[Data records for software interfaces]
------------------------------

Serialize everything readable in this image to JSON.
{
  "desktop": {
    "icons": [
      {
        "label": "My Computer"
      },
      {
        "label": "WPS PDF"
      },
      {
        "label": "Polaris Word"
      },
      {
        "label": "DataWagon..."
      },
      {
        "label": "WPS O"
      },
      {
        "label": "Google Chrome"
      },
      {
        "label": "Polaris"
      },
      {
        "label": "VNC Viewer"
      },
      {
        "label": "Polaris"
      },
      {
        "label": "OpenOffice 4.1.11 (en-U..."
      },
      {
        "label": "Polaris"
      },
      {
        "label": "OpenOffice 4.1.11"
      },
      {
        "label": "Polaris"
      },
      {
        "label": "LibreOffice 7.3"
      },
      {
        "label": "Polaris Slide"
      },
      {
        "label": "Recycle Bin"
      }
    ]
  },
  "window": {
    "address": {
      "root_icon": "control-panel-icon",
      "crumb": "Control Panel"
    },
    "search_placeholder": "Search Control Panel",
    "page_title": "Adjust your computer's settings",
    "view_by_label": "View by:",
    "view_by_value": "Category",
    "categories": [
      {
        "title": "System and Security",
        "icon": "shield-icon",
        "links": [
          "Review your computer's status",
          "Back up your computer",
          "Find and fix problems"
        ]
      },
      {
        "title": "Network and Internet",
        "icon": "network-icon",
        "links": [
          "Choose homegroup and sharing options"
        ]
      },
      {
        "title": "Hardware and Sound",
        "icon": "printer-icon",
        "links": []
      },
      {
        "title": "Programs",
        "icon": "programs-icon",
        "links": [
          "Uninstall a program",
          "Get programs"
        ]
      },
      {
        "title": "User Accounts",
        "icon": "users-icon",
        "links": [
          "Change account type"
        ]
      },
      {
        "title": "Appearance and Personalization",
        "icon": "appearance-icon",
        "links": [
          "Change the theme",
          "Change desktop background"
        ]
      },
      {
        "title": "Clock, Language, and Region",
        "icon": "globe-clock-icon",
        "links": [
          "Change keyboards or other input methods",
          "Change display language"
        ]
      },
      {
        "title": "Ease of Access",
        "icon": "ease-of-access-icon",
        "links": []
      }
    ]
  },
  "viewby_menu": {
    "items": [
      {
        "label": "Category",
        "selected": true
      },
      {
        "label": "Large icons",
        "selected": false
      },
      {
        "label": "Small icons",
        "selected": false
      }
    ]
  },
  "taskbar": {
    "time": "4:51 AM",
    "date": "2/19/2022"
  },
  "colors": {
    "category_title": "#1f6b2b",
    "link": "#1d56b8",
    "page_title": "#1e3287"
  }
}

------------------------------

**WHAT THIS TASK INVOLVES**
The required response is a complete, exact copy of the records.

**TASK RESPONSE**
Serialize everything readable in this image to JSON.
{
  "desktop": {
    "icons": [
      {
        "label": "My Computer"
      },
      {
        "label": "WPS PDF"
      },
      {
        "label": "Polaris Word"
      },
      {
        "label": "DataWagon..."
      },
      {
        "label": "WPS O"
      },
      {
        "label": "Google Chrome"
      },
      {
        "label": "Polaris"
      },
      {
        "label": "VNC Viewer"
      },
      {
        "label": "Polaris"
      },
      {
        "label": "OpenOffice 4.1.11 (en-U..."
      },
      {
        "label": "Polaris"
      },
      {
        "label": "OpenOffice 4.1.11"
      },
      {
        "label": "Polaris"
      },
      {
        "label": "LibreOffice 7.3"
      },
      {
        "label": "Polaris Slide"
      },
      {
        "label": "Recycle Bin"
      }
    ]
  },
  "window": {
    "address": {
      "root_icon": "control-panel-icon",
      "crumb": "Control Panel"
    },
    "search_placeholder": "Search Control Panel",
    "page_title": "Adjust your computer's settings",
    "view_by_label": "View by:",
    "view_by_value": "Category",
    "categories": [
      {
        "title": "System and Security",
        "icon": "shield-icon",
        "links": [
          "Review your computer's status",
          "Back up your computer",
          "Find and fix problems"
        ]
      },
      {
        "title": "Network and Internet",
        "icon": "network-icon",
        "links": [
          "Choose homegroup and sharing options"
        ]
      },
      {
        "title": "Hardware and Sound",
        "icon": "printer-icon",
        "links": []
      },
      {
        "title": "Programs",
        "icon": "programs-icon",
        "links": [
          "Uninstall a program",
          "Get programs"
        ]
      },
      {
        "title": "User Accounts",
        "icon": "users-icon",
        "links": [
          "Change account type"
        ]
      },
      {
        "title": "Appearance and Personalization",
        "icon": "appearance-icon",
        "links": [
          "Change the theme",
          "Change desktop background"
        ]
      },
      {
        "title": "Clock, Language, and Region",
        "icon": "globe-clock-icon",
        "links": [
          "Change keyboards or other input methods",
          "Change display language"
        ]
      },
      {
        "title": "Ease of Access",
        "icon": "ease-of-access-icon",
        "links": []
      }
    ]
  },
  "viewby_menu": {
    "items": [
      {
        "label": "Category",
        "selected": true
      },
      {
        "label": "Large icons",
        "selected": false
      },
      {
        "label": "Small icons",
        "selected": false
      }
    ]
  },
  "taskbar": {
    "time": "4:51 AM",
    "date": "2/19/2022"
  },
  "colors": {
    "category_title": "#1f6b2b",
    "link": "#1d56b8",
    "page_title": "#1e3287"
  }
}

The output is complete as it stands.